TUNIS, Tunisia (AP) – Tunisians are casting ballots in their North African country’s second democratic presidential election, choosing among 26 candidates for a leader who can safeguard its young democracy and tackle its unemployment, corruption and economic despair.
The voting followed a noisy but brief campaign – 12 days – marked by backbiting and charges of corruption among the contenders. All vowed to boost the country’s flagging economy and protect it from further deadly attacks by Islamist extremists.
Tunisia is in many ways an exception in the Arab world, with its budding democracy lurching forward despite a flagging economy and a battle with extremists. Some 6,000 Tunisian and international observers, including from the EU and the United States, are present for the vote.
More than 100,000 security forces were on guard Sunday – 70,000 police and 32,000 troops – as seven million registered voters were called to the polls. Military surveillance was especially tight in border regions near Algeria and Libya where Islamist extremists are active. For security reasons, four areas were closing polls two hours ahead of the 6pm closure elsewhere.
Despite the stakes, at 1 p.m., or halfway through the 10 hours that voters had to get to the polls, the participation rate was only at 16.31 per cent, according to the body in charge of elections.
There was no clear favorite, suggesting that Sunday’s vote, which includes two female candidates, will only be the first round of the presidential election.
The plethora of contenders includes a jailed media magnate, Nabil Karoui, who was arrested last month in a money laundering and tax evasion probe but led polls ahead of the vote. He was allowed to remain in the race because he has not been convicted.
Also getting attention was Prime Minister Youssef Chahed, 44, who boasts of “saving the country from bankruptcy” during his three years as head of government, with economic indicators showing signs of improvement.

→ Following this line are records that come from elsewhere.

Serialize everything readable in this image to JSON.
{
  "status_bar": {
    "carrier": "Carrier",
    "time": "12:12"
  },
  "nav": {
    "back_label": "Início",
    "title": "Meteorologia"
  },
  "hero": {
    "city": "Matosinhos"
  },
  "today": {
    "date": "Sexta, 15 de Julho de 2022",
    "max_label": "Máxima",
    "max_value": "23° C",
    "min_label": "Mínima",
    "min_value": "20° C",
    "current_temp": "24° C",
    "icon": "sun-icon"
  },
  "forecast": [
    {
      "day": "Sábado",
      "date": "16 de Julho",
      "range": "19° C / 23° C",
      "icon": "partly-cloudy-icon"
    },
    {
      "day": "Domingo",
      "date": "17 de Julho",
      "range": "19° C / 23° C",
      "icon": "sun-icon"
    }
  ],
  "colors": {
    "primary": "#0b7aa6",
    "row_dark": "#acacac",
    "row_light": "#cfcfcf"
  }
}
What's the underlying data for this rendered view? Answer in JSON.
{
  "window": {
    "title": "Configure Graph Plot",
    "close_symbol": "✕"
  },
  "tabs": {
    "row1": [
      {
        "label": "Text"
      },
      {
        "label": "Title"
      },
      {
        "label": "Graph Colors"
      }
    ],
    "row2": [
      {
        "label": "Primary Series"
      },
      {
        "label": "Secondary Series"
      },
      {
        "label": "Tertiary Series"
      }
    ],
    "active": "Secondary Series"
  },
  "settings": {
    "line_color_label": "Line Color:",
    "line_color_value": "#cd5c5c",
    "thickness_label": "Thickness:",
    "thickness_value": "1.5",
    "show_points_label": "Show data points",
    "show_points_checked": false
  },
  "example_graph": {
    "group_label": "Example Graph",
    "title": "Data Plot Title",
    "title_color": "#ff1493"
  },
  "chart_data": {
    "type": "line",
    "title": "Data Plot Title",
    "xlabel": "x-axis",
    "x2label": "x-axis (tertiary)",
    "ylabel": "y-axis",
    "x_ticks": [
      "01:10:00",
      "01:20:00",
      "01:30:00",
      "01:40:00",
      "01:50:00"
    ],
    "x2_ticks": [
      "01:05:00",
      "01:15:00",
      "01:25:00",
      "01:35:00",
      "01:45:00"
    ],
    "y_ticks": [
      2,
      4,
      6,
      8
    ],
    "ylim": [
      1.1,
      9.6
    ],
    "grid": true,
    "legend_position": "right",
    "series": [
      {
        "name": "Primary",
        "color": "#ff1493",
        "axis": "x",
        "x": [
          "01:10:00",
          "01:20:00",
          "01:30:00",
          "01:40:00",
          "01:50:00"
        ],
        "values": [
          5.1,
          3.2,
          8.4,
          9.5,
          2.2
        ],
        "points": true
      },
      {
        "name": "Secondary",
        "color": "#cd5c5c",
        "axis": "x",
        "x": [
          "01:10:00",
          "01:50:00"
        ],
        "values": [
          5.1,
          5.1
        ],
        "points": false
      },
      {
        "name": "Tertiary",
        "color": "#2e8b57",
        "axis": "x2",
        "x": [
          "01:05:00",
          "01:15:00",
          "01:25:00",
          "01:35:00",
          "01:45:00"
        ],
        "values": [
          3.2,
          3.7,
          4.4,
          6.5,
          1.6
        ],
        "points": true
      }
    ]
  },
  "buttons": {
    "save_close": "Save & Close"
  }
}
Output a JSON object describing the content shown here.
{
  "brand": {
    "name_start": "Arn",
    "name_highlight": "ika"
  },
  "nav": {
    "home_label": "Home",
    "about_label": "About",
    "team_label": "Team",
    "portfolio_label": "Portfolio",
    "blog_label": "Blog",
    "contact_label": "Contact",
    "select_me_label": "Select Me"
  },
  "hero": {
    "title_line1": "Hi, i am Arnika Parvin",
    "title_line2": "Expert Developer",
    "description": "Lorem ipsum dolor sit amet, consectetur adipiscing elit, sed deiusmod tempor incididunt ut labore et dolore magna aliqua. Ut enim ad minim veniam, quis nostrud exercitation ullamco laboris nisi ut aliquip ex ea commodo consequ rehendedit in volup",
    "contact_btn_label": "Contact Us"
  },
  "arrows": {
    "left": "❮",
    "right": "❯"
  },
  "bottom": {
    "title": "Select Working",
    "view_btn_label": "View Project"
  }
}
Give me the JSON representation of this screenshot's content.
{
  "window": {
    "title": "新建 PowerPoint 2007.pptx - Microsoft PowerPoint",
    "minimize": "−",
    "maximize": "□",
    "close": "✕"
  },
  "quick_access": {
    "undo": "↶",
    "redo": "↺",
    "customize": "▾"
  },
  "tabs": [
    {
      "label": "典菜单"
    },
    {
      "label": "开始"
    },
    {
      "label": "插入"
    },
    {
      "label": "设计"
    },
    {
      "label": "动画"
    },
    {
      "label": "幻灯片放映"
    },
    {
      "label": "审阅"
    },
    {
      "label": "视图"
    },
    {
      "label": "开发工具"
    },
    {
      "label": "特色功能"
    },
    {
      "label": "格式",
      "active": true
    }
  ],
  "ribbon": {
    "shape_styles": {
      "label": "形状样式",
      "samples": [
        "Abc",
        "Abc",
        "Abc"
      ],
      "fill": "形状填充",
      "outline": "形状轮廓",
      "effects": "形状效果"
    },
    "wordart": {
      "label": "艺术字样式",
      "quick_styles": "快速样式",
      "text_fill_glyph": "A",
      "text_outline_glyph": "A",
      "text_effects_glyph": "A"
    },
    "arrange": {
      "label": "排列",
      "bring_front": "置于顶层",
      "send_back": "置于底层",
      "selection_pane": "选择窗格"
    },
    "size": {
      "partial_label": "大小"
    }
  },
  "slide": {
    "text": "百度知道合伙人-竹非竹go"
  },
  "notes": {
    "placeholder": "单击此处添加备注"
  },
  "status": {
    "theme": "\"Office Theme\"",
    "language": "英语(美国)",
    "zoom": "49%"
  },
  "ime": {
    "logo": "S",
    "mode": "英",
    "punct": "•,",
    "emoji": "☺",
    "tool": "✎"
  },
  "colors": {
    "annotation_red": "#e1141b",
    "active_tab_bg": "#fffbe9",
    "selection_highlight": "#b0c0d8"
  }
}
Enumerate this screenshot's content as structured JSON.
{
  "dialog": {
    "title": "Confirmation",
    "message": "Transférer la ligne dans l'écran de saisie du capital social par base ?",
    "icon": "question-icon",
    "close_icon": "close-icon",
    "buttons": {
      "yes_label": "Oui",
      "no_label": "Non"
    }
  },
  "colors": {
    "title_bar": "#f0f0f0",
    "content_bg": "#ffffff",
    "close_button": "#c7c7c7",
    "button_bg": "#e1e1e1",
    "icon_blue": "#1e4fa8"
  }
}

Another candidate being watched is the vice president of the moderate Islamist party Ennahdha, Abdelfattah Mourou, 71. A reluctant contender, he was pushed into running to profit from the large base of his party, which ran the government from 2011-2014 and is the largest single force in Parliament.